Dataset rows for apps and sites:
.....

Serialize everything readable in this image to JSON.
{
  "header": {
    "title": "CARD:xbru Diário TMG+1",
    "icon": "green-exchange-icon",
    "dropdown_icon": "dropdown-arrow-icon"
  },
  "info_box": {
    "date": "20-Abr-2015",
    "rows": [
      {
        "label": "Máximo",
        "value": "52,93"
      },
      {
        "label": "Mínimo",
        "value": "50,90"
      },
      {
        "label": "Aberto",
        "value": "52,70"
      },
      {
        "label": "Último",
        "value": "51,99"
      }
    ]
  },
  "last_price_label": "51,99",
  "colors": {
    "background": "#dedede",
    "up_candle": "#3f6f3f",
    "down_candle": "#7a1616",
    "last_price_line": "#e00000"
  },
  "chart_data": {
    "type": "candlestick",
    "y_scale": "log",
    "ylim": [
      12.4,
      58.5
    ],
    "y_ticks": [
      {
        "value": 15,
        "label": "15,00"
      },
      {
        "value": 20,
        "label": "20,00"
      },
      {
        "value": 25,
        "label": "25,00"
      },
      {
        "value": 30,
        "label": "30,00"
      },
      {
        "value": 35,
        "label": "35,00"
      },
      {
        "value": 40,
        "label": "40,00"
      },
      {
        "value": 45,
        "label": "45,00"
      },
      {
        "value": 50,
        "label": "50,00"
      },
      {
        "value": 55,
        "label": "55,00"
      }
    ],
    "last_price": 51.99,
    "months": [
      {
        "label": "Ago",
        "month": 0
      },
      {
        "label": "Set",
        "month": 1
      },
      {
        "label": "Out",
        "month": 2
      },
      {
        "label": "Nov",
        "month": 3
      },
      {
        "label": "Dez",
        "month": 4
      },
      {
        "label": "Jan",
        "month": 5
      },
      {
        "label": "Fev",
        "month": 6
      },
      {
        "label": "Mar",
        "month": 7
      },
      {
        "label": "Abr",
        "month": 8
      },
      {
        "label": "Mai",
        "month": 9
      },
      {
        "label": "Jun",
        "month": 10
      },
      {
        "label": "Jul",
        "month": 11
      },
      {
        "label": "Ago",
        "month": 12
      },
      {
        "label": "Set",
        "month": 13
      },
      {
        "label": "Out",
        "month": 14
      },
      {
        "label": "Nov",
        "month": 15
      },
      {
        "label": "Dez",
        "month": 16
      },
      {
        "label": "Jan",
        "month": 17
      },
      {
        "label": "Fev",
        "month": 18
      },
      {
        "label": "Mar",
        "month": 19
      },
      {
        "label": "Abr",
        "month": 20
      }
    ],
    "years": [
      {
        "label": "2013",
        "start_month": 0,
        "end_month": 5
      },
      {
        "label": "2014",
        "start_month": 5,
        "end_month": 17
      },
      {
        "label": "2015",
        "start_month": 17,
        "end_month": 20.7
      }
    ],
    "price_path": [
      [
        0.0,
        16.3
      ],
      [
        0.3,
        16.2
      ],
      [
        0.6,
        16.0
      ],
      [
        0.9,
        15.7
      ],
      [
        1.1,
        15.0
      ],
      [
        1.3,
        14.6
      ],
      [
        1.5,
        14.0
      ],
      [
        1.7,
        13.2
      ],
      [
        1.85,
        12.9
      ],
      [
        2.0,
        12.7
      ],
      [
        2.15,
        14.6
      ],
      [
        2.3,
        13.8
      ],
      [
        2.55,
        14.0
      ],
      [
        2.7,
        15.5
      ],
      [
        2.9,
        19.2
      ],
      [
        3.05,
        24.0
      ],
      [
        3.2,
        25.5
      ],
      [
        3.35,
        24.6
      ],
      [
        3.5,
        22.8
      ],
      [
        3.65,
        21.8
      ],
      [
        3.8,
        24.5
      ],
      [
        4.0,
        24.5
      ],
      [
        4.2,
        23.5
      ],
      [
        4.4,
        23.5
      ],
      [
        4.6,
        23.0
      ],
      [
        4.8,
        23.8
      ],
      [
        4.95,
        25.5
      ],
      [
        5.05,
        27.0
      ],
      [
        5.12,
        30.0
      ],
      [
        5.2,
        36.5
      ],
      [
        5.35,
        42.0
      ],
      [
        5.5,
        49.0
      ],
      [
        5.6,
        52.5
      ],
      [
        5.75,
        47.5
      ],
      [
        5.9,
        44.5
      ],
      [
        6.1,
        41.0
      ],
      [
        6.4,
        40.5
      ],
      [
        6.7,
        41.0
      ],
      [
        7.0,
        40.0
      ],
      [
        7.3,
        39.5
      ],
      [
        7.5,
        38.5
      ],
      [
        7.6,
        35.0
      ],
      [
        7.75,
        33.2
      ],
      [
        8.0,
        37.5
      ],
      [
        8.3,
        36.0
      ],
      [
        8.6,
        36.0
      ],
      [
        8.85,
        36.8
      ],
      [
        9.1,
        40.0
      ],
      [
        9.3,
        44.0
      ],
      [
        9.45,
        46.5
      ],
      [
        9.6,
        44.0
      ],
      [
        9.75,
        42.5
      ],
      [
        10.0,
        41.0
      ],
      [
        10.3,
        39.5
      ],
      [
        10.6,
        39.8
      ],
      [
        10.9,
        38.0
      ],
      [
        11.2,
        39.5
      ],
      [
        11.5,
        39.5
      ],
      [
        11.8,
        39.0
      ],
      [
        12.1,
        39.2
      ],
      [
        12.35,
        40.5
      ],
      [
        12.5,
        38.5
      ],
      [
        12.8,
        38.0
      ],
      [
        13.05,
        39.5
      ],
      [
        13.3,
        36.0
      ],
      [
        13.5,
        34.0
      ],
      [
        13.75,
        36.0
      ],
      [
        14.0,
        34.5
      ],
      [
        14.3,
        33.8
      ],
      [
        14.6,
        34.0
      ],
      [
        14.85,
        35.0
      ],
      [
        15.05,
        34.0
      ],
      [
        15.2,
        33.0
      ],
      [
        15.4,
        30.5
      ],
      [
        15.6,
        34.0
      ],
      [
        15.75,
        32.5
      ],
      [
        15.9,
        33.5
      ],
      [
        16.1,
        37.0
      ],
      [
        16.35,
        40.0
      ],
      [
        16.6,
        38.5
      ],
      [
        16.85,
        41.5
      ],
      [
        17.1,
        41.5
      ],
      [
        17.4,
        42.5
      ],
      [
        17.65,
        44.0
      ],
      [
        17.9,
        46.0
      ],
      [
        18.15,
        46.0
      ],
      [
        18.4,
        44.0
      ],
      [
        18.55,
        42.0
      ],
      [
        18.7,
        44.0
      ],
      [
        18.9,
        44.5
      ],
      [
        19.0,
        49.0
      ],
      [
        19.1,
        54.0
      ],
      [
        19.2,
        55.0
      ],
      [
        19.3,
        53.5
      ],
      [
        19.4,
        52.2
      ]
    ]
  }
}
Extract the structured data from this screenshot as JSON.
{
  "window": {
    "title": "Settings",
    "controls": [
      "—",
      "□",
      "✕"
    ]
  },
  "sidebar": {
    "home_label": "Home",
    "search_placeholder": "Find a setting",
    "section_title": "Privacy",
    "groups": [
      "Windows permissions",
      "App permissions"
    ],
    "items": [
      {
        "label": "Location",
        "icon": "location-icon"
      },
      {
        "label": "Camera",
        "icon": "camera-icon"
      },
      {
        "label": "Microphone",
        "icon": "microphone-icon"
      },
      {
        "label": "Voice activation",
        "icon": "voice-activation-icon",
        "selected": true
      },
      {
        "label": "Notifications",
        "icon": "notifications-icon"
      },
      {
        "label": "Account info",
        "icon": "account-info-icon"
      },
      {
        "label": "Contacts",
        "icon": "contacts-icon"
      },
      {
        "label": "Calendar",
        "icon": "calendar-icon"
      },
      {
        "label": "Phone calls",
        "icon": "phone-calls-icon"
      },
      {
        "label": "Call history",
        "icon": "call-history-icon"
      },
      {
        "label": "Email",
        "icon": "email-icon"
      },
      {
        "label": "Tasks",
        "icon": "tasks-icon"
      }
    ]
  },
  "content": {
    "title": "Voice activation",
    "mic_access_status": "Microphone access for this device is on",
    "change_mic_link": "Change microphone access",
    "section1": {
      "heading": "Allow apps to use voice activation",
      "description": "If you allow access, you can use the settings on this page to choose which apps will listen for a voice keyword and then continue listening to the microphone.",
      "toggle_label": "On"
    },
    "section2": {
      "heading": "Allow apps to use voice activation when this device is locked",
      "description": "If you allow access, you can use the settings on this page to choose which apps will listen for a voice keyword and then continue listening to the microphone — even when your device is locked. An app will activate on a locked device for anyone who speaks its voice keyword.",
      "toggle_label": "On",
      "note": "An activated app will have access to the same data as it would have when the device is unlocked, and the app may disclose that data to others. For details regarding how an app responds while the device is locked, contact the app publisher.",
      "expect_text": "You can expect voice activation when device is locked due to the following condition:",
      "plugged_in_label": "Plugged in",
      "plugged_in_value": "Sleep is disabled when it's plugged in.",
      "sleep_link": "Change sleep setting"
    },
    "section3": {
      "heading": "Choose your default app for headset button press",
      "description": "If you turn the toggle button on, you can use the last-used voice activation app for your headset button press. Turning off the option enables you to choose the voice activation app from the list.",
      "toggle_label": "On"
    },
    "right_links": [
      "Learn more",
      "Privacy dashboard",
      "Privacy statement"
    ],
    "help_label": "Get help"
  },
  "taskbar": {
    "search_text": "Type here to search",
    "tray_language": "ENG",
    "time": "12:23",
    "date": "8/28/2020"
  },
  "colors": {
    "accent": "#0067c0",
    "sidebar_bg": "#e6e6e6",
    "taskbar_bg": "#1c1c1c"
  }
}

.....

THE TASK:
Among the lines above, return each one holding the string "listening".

RESPONSE AREA:
      "description": "If you allow access, you can use the settings on this page to choose which apps will listen for a voice keyword and then continue listening to the microphone.",
      "description": "If you allow access, you can use the settings on this page to choose which apps will listen for a voice keyword and then continue listening to the microphone — even when your device is locked. An app will activate on a locked device for anyone who speaks its voice keyword.",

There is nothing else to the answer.